» What you need to do: Among these records, which lines include "structured"? Copy them out.

» Dataset records:
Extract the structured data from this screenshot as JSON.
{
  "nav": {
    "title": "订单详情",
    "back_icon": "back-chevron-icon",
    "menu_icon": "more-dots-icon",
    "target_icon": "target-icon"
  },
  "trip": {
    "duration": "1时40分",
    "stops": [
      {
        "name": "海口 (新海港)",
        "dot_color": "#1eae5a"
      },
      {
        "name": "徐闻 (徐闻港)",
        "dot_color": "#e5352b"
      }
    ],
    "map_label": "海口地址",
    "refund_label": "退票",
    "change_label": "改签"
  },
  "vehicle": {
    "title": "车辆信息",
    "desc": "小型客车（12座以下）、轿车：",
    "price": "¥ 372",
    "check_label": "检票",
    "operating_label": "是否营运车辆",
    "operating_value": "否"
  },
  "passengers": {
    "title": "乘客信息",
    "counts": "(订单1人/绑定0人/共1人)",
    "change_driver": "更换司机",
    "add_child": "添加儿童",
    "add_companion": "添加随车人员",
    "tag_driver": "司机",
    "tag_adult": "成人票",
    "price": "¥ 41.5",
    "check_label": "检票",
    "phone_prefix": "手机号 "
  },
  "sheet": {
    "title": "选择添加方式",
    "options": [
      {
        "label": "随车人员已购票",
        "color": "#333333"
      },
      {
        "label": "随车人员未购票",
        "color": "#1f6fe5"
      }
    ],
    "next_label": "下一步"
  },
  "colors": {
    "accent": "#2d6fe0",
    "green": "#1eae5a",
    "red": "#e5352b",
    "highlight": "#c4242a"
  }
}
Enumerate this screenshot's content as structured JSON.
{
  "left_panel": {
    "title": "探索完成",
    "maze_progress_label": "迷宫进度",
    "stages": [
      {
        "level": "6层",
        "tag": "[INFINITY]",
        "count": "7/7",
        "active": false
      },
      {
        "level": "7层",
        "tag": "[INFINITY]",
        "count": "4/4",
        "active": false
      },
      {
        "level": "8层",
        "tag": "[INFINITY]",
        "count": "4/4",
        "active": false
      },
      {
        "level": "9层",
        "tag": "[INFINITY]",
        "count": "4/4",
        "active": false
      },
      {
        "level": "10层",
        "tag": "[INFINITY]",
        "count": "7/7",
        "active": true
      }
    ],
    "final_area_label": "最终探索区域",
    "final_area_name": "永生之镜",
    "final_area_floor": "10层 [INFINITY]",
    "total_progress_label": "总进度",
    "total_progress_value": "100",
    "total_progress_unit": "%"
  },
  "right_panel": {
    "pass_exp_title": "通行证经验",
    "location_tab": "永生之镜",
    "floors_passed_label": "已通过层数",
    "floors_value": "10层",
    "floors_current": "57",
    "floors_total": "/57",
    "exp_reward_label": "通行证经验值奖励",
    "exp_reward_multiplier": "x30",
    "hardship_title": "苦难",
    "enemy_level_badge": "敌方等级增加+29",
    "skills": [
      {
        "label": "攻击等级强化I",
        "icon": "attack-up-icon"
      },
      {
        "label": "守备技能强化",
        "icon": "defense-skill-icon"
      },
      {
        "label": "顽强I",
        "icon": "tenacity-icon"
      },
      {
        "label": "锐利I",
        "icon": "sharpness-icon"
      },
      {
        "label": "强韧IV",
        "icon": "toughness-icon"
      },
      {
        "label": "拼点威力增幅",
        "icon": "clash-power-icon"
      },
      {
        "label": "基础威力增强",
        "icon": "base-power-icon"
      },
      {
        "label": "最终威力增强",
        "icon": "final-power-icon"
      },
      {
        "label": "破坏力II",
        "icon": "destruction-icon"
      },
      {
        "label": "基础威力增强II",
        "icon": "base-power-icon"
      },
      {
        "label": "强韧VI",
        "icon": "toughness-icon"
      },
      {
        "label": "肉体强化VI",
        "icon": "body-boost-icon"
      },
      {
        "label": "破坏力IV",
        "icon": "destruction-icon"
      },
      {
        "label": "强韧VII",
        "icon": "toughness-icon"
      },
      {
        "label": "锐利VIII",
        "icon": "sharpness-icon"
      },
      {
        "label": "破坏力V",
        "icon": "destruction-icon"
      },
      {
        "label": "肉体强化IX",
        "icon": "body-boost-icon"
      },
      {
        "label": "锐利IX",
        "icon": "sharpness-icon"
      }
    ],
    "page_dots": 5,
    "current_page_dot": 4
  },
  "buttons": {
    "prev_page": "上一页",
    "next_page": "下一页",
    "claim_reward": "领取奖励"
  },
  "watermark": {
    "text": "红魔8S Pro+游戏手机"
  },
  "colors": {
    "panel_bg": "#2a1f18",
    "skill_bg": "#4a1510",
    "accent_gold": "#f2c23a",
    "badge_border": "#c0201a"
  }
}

» Exercise response:
Extract the structured data from this screenshot as JSON.
Enumerate this screenshot's content as structured JSON.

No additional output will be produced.